* Exercise directions *
The records below are to be written out exactly, with every picture omitted.

* Data excerpts *
◆ ◆ ◆
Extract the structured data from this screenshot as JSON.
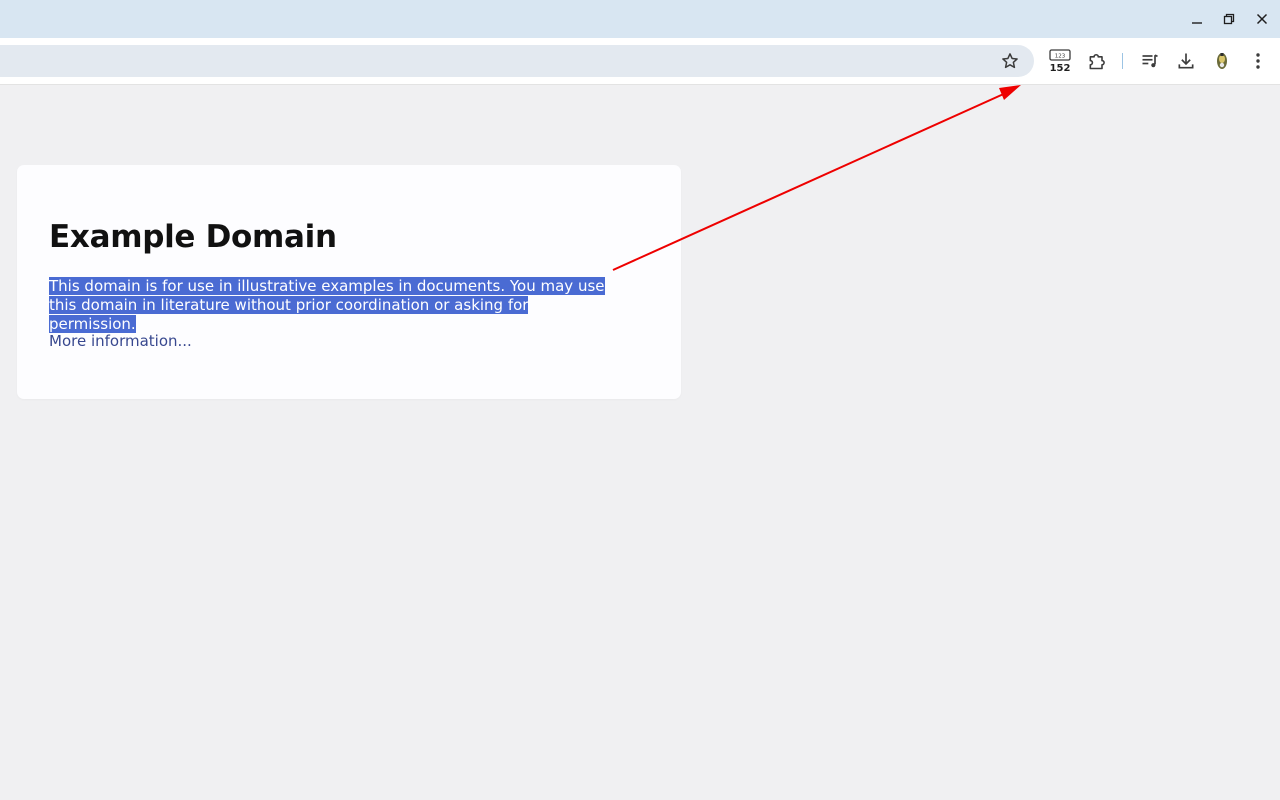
{
  "window": {
    "controls": [
      "minimize-icon",
      "restore-icon",
      "close-icon"
    ]
  },
  "toolbar": {
    "icons": [
      "bookmark-star-icon",
      "counter-badge-icon",
      "extensions-puzzle-icon",
      "media-queue-icon",
      "download-icon",
      "profile-extension-icon",
      "more-menu-icon"
    ],
    "badge_top": "123",
    "badge_count": "152"
  },
  "page": {
    "heading": "Example Domain",
    "description": "This domain is for use in illustrative examples in documents. You may use this domain in literature without prior coordination or asking for permission.",
    "link_text": "More information..."
  },
  "colors": {
    "titlebar": "#d8e6f2",
    "omnibox": "#e3e9f0",
    "page_background": "#f0f0f2",
    "selection": "#4a6bd3",
    "link": "#38488f",
    "annotation_arrow": "#ee0000"
  }
}
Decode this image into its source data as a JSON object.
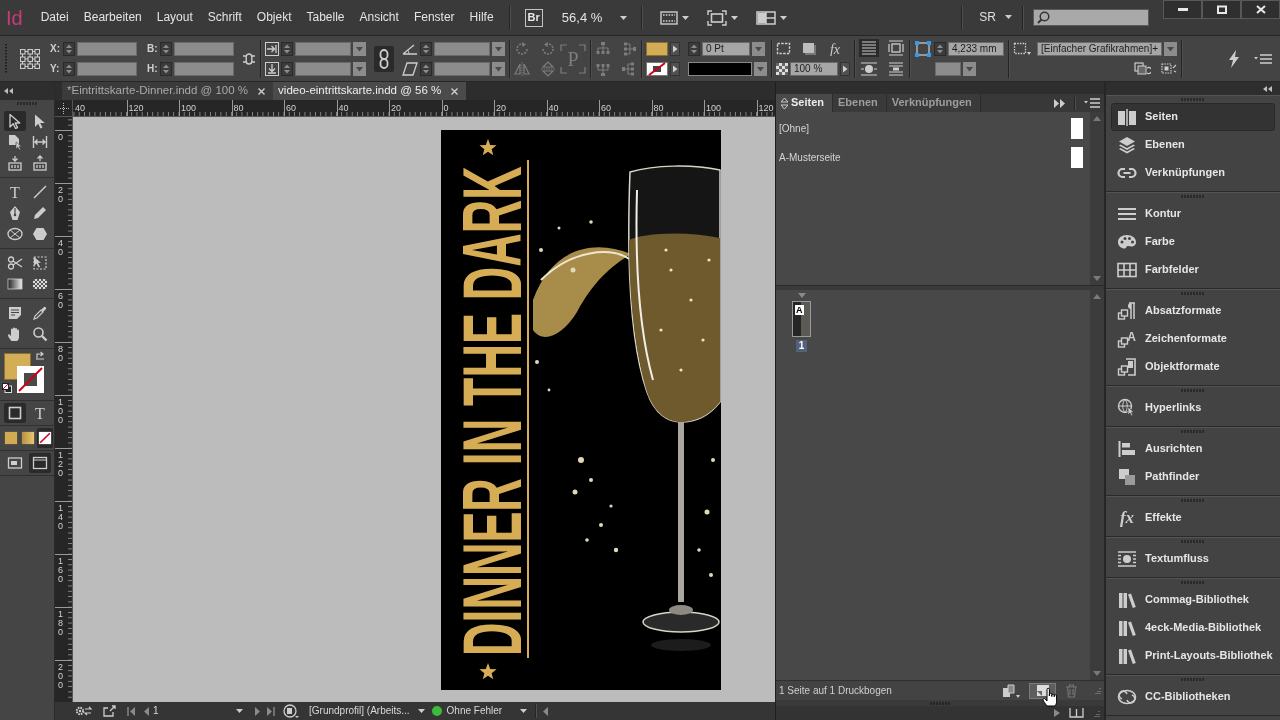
{
  "app": {
    "logo": "Id",
    "menus": [
      "Datei",
      "Bearbeiten",
      "Layout",
      "Schrift",
      "Objekt",
      "Tabelle",
      "Ansicht",
      "Fenster",
      "Hilfe"
    ],
    "bridge": "Br",
    "zoom": "56,4 %",
    "workspace": "SR"
  },
  "control_bar": {
    "position_labels": [
      "X:",
      "Y:"
    ],
    "size_labels": [
      "B:",
      "H:"
    ],
    "frame_glyph": "P",
    "stroke_weight": "0 Pt",
    "effects_glyph": "fx",
    "opacity": "100 %",
    "fitting_size": "4,233 mm",
    "object_style": "[Einfacher Grafikrahmen]+"
  },
  "document_tabs": [
    {
      "title": "*Eintrittskarte-Dinner.indd @ 100 %",
      "selected": false
    },
    {
      "title": "video-eintrittskarte.indd @ 56 %",
      "selected": true
    }
  ],
  "tools": [
    [
      {
        "kind": "select",
        "selected": true
      },
      {
        "kind": "direct",
        "selected": false
      },
      {
        "kind": "page",
        "selected": false
      },
      {
        "kind": "gap",
        "selected": false
      },
      {
        "kind": "collector",
        "selected": false
      },
      {
        "kind": "placer",
        "selected": false
      }
    ],
    [
      {
        "kind": "type",
        "glyph": "T",
        "selected": false
      },
      {
        "kind": "line",
        "selected": false
      },
      {
        "kind": "pen",
        "selected": false
      },
      {
        "kind": "pencil",
        "selected": false
      },
      {
        "kind": "ellipseframe",
        "selected": false
      },
      {
        "kind": "polygon",
        "selected": false
      }
    ],
    [
      {
        "kind": "scissors",
        "selected": false
      },
      {
        "kind": "transform",
        "selected": false
      },
      {
        "kind": "gradient",
        "selected": false
      },
      {
        "kind": "feather",
        "selected": false
      }
    ],
    [
      {
        "kind": "note",
        "selected": false
      },
      {
        "kind": "eyedropper",
        "selected": false
      },
      {
        "kind": "hand",
        "selected": false
      },
      {
        "kind": "zoom",
        "selected": false
      }
    ]
  ],
  "formatting": [
    {
      "kind": "container",
      "selected": true
    },
    {
      "kind": "text",
      "glyph": "T",
      "selected": false
    }
  ],
  "apply": [
    {
      "kind": "applycolor",
      "selected": false
    },
    {
      "kind": "applygradient",
      "selected": false
    },
    {
      "kind": "applynone",
      "selected": true
    }
  ],
  "view_modes": [
    {
      "kind": "screen",
      "selected": false
    },
    {
      "kind": "mode",
      "selected": true
    }
  ],
  "rulers": {
    "horizontal": [
      "40",
      "120",
      "100",
      "80",
      "60",
      "40",
      "20",
      "0",
      "20",
      "40",
      "60",
      "80",
      "100",
      "120"
    ],
    "vertical": [
      "0",
      "20",
      "40",
      "60",
      "80",
      "100",
      "120",
      "140",
      "160",
      "180",
      "200"
    ]
  },
  "page": {
    "title": "DINNER IN THE DARK"
  },
  "status_bar": {
    "page": "1",
    "profile": "[Grundprofil] (Arbeits...",
    "preflight": "Ohne Fehler",
    "preflight_errors": false
  },
  "pages_panel": {
    "tabs": [
      {
        "label": "Seiten",
        "selected": true
      },
      {
        "label": "Ebenen",
        "selected": false
      },
      {
        "label": "Verknüpfungen",
        "selected": false
      }
    ],
    "masters": [
      "[Ohne]",
      "A-Musterseite"
    ],
    "pages": [
      {
        "master": "A",
        "number": "1",
        "selected": true
      }
    ],
    "summary": "1 Seite auf 1 Druckbogen"
  },
  "dock": [
    [
      {
        "kind": "pages",
        "label": "Seiten",
        "selected": true
      },
      {
        "kind": "layers",
        "label": "Ebenen",
        "selected": false
      },
      {
        "kind": "links",
        "label": "Verknüpfungen",
        "selected": false
      }
    ],
    [
      {
        "kind": "stroke",
        "label": "Kontur",
        "selected": false
      },
      {
        "kind": "color",
        "label": "Farbe",
        "selected": false
      },
      {
        "kind": "swatches",
        "label": "Farbfelder",
        "selected": false
      }
    ],
    [
      {
        "kind": "parastyles",
        "label": "Absatzformate",
        "selected": false
      },
      {
        "kind": "charstyles",
        "glyph": "A",
        "label": "Zeichenformate",
        "selected": false
      },
      {
        "kind": "objstyles",
        "label": "Objektformate",
        "selected": false
      }
    ],
    [
      {
        "kind": "hyperlinks",
        "label": "Hyperlinks",
        "selected": false
      }
    ],
    [
      {
        "kind": "align",
        "label": "Ausrichten",
        "selected": false
      },
      {
        "kind": "pathfinder",
        "label": "Pathfinder",
        "selected": false
      }
    ],
    [
      {
        "kind": "effects",
        "glyph": "fx",
        "label": "Effekte",
        "selected": false
      }
    ],
    [
      {
        "kind": "textwrap",
        "label": "Textumfluss",
        "selected": false
      }
    ],
    [
      {
        "kind": "library",
        "label": "Commag-Bibliothek",
        "selected": false
      },
      {
        "kind": "library",
        "label": "4eck-Media-Bibliothek",
        "selected": false
      },
      {
        "kind": "library",
        "label": "Print-Layouts-Bibliothek",
        "selected": false
      }
    ],
    [
      {
        "kind": "cclibraries",
        "label": "CC-Bibliotheken",
        "selected": false
      }
    ]
  ]
}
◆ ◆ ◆
* Answer for this exercise *
Extract the structured data from this screenshot as JSON.
{
  "window": {
    "controls": [
      "minimize-icon",
      "restore-icon",
      "close-icon"
    ]
  },
  "toolbar": {
    "icons": [
      "bookmark-star-icon",
      "counter-badge-icon",
      "extensions-puzzle-icon",
      "media-queue-icon",
      "download-icon",
      "profile-extension-icon",
      "more-menu-icon"
    ],
    "badge_top": "123",
    "badge_count": "152"
  },
  "page": {
    "heading": "Example Domain",
    "description": "This domain is for use in illustrative examples in documents. You may use this domain in literature without prior coordination or asking for permission.",
    "link_text": "More information..."
  },
  "colors": {
    "titlebar": "#d8e6f2",
    "omnibox": "#e3e9f0",
    "page_background": "#f0f0f2",
    "selection": "#4a6bd3",
    "link": "#38488f",
    "annotation_arrow": "#ee0000"
  }
}
Decode this image into its source data as a JSON object.
{
  "app": {
    "logo": "Id",
    "menus": [
      "Datei",
      "Bearbeiten",
      "Layout",
      "Schrift",
      "Objekt",
      "Tabelle",
      "Ansicht",
      "Fenster",
      "Hilfe"
    ],
    "bridge": "Br",
    "zoom": "56,4 %",
    "workspace": "SR"
  },
  "control_bar": {
    "position_labels": [
      "X:",
      "Y:"
    ],
    "size_labels": [
      "B:",
      "H:"
    ],
    "frame_glyph": "P",
    "stroke_weight": "0 Pt",
    "effects_glyph": "fx",
    "opacity": "100 %",
    "fitting_size": "4,233 mm",
    "object_style": "[Einfacher Grafikrahmen]+"
  },
  "document_tabs": [
    {
      "title": "*Eintrittskarte-Dinner.indd @ 100 %",
      "selected": false
    },
    {
      "title": "video-eintrittskarte.indd @ 56 %",
      "selected": true
    }
  ],
  "tools": [
    [
      {
        "kind": "select",
        "selected": true
      },
      {
        "kind": "direct",
        "selected": false
      },
      {
        "kind": "page",
        "selected": false
      },
      {
        "kind": "gap",
        "selected": false
      },
      {
        "kind": "collector",
        "selected": false
      },
      {
        "kind": "placer",
        "selected": false
      }
    ],
    [
      {
        "kind": "type",
        "glyph": "T",
        "selected": false
      },
      {
        "kind": "line",
        "selected": false
      },
      {
        "kind": "pen",
        "selected": false
      },
      {
        "kind": "pencil",
        "selected": false
      },
      {
        "kind": "ellipseframe",
        "selected": false
      },
      {
        "kind": "polygon",
        "selected": false
      }
    ],
    [
      {
        "kind": "scissors",
        "selected": false
      },
      {
        "kind": "transform",
        "selected": false
      },
      {
        "kind": "gradient",
        "selected": false
      },
      {
        "kind": "feather",
        "selected": false
      }
    ],
    [
      {
        "kind": "note",
        "selected": false
      },
      {
        "kind": "eyedropper",
        "selected": false
      },
      {
        "kind": "hand",
        "selected": false
      },
      {
        "kind": "zoom",
        "selected": false
      }
    ]
  ],
  "formatting": [
    {
      "kind": "container",
      "selected": true
    },
    {
      "kind": "text",
      "glyph": "T",
      "selected": false
    }
  ],
  "apply": [
    {
      "kind": "applycolor",
      "selected": false
    },
    {
      "kind": "applygradient",
      "selected": false
    },
    {
      "kind": "applynone",
      "selected": true
    }
  ],
  "view_modes": [
    {
      "kind": "screen",
      "selected": false
    },
    {
      "kind": "mode",
      "selected": true
    }
  ],
  "rulers": {
    "horizontal": [
      "40",
      "120",
      "100",
      "80",
      "60",
      "40",
      "20",
      "0",
      "20",
      "40",
      "60",
      "80",
      "100",
      "120"
    ],
    "vertical": [
      "0",
      "20",
      "40",
      "60",
      "80",
      "100",
      "120",
      "140",
      "160",
      "180",
      "200"
    ]
  },
  "page": {
    "title": "DINNER IN THE DARK"
  },
  "status_bar": {
    "page": "1",
    "profile": "[Grundprofil] (Arbeits...",
    "preflight": "Ohne Fehler",
    "preflight_errors": false
  },
  "pages_panel": {
    "tabs": [
      {
        "label": "Seiten",
        "selected": true
      },
      {
        "label": "Ebenen",
        "selected": false
      },
      {
        "label": "Verknüpfungen",
        "selected": false
      }
    ],
    "masters": [
      "[Ohne]",
      "A-Musterseite"
    ],
    "pages": [
      {
        "master": "A",
        "number": "1",
        "selected": true
      }
    ],
    "summary": "1 Seite auf 1 Druckbogen"
  },
  "dock": [
    [
      {
        "kind": "pages",
        "label": "Seiten",
        "selected": true
      },
      {
        "kind": "layers",
        "label": "Ebenen",
        "selected": false
      },
      {
        "kind": "links",
        "label": "Verknüpfungen",
        "selected": false
      }
    ],
    [
      {
        "kind": "stroke",
        "label": "Kontur",
        "selected": false
      },
      {
        "kind": "color",
        "label": "Farbe",
        "selected": false
      },
      {
        "kind": "swatches",
        "label": "Farbfelder",
        "selected": false
      }
    ],
    [
      {
        "kind": "parastyles",
        "label": "Absatzformate",
        "selected": false
      },
      {
        "kind": "charstyles",
        "glyph": "A",
        "label": "Zeichenformate",
        "selected": false
      },
      {
        "kind": "objstyles",
        "label": "Objektformate",
        "selected": false
      }
    ],
    [
      {
        "kind": "hyperlinks",
        "label": "Hyperlinks",
        "selected": false
      }
    ],
    [
      {
        "kind": "align",
        "label": "Ausrichten",
        "selected": false
      },
      {
        "kind": "pathfinder",
        "label": "Pathfinder",
        "selected": false
      }
    ],
    [
      {
        "kind": "effects",
        "glyph": "fx",
        "label": "Effekte",
        "selected": false
      }
    ],
    [
      {
        "kind": "textwrap",
        "label": "Textumfluss",
        "selected": false
      }
    ],
    [
      {
        "kind": "library",
        "label": "Commag-Bibliothek",
        "selected": false
      },
      {
        "kind": "library",
        "label": "4eck-Media-Bibliothek",
        "selected": false
      },
      {
        "kind": "library",
        "label": "Print-Layouts-Bibliothek",
        "selected": false
      }
    ],
    [
      {
        "kind": "cclibraries",
        "label": "CC-Bibliotheken",
        "selected": false
      }
    ]
  ]
}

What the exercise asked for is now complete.